Look closely you will see ‘Nelsonville Block’ embossed in many of the bricks. This company won awards for their bricks at the World’s Fair in St Louis in 1904.




Stacks of bricks are stored in the park (thankfully it appears nobody is stealing them).





Nearby is the Hocking Canal Lock 19 remains. Canals were essential to the initial development of the area in the mid 1800s.



This photo is representative of transportation in the area over the times. First there was the canal, then the railroad killed the canals.

The railroad itself was mostly displaced by the highway. Why can I stand in the middle of the highway and take this picture? Because it too has been displaced by a newer freeway that bypass all of the towns and this section of road, further killing any chance of survival these towns have.
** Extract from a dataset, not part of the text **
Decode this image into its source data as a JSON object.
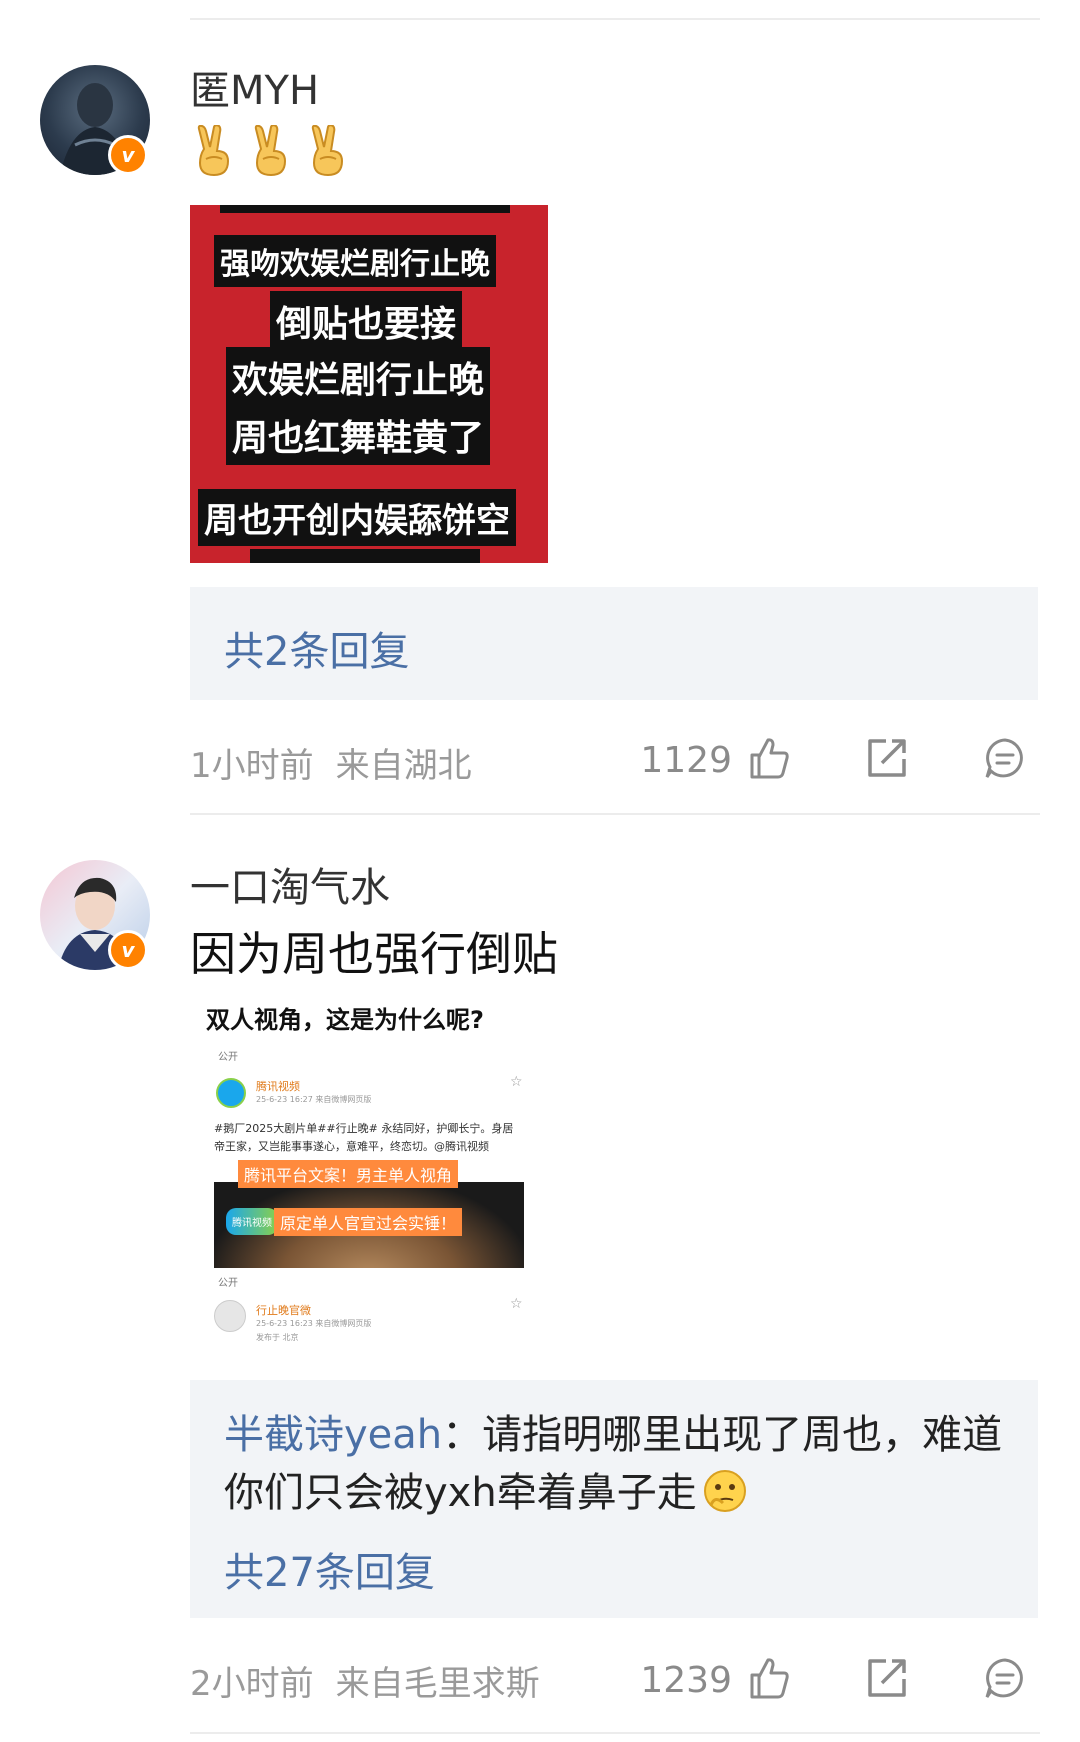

Our final stop is in the interesting little town of Haydenville.



Haydenville is a company town founded by Columbus industrialist Peter Hayden. If you check out my posts of the Historic Architecture of Broad Street in Columbus you will find the Hayden Building and the New Hayden Building.
https://rdzphotographyblog.com/2019/03/11/columbus-march-2019-a-broad-street-national-historic-registry-lesson/

For his company town Hayden used the products he produced for sale to build the buildings.
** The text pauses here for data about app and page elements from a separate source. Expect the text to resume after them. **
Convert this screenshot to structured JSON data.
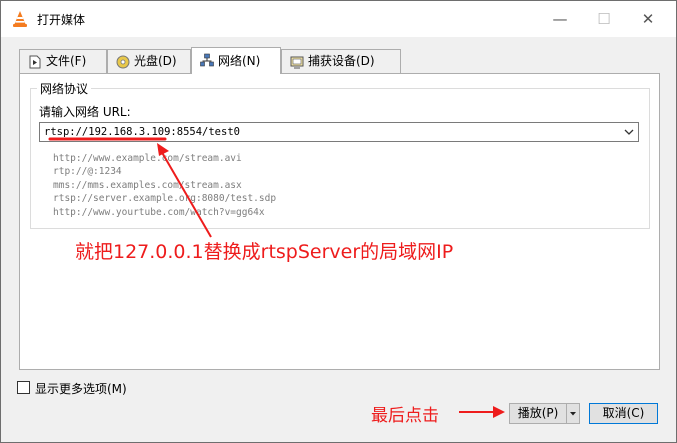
{
  "window": {
    "title": "打开媒体",
    "minimize_glyph": "—",
    "maximize_glyph": "☐",
    "close_glyph": "✕",
    "app_icon": "vlc-cone-icon"
  },
  "tabs": [
    {
      "label": "文件(F)",
      "icon": "file-play-icon",
      "active": false
    },
    {
      "label": "光盘(D)",
      "icon": "disc-icon",
      "active": false
    },
    {
      "label": "网络(N)",
      "icon": "network-icon",
      "active": true
    },
    {
      "label": "捕获设备(D)",
      "icon": "capture-device-icon",
      "active": false
    }
  ],
  "network": {
    "group_title": "网络协议",
    "url_label": "请输入网络 URL:",
    "url_value": "rtsp://192.168.3.109:8554/test0",
    "examples": [
      "http://www.example.com/stream.avi",
      "rtp://@:1234",
      "mms://mms.examples.com/stream.asx",
      "rtsp://server.example.org:8080/test.sdp",
      "http://www.yourtube.com/watch?v=gg64x"
    ]
  },
  "annotations": {
    "replace_ip_note": "就把127.0.0.1替换成rtspServer的局域网IP",
    "click_note": "最后点击",
    "color": "#ee1c1c"
  },
  "footer": {
    "more_options_label": "显示更多选项(M)",
    "more_options_checked": false,
    "play_label": "播放(P)",
    "cancel_label": "取消(C)"
  },
  "colors": {
    "accent": "#0078d7",
    "vlc_orange": "#f47c20"
  }
}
The town was built in stages, and the materials reflect the era that they were producing them in the factory.




Some have interesting architectural features (and satellite dishes and trash).




Even the church was built out of the Haydenville Mining and Manufacturing company’s products.




In fact closer inspection shows a plethora of different tiles used for accent pieces and features.




Even some of the individual homes have these features. Note the pipes in the upper part of the left side of this house used for decoration.




Next door is a similar one, with slightly different features.




The final really unique house in the old company town of Haydenville.

Southesatern Ohio parallels much of Appalachia – there is natural beauty, but much has been destroyed by rampant disregard of nature for the benefit of industry for 100 years or so, now it is left on it’s own.

Yet some survive, either through tourism or other means. Regardless there is much to see in the area, and worth a trip (with an open mind to ‘beauty’)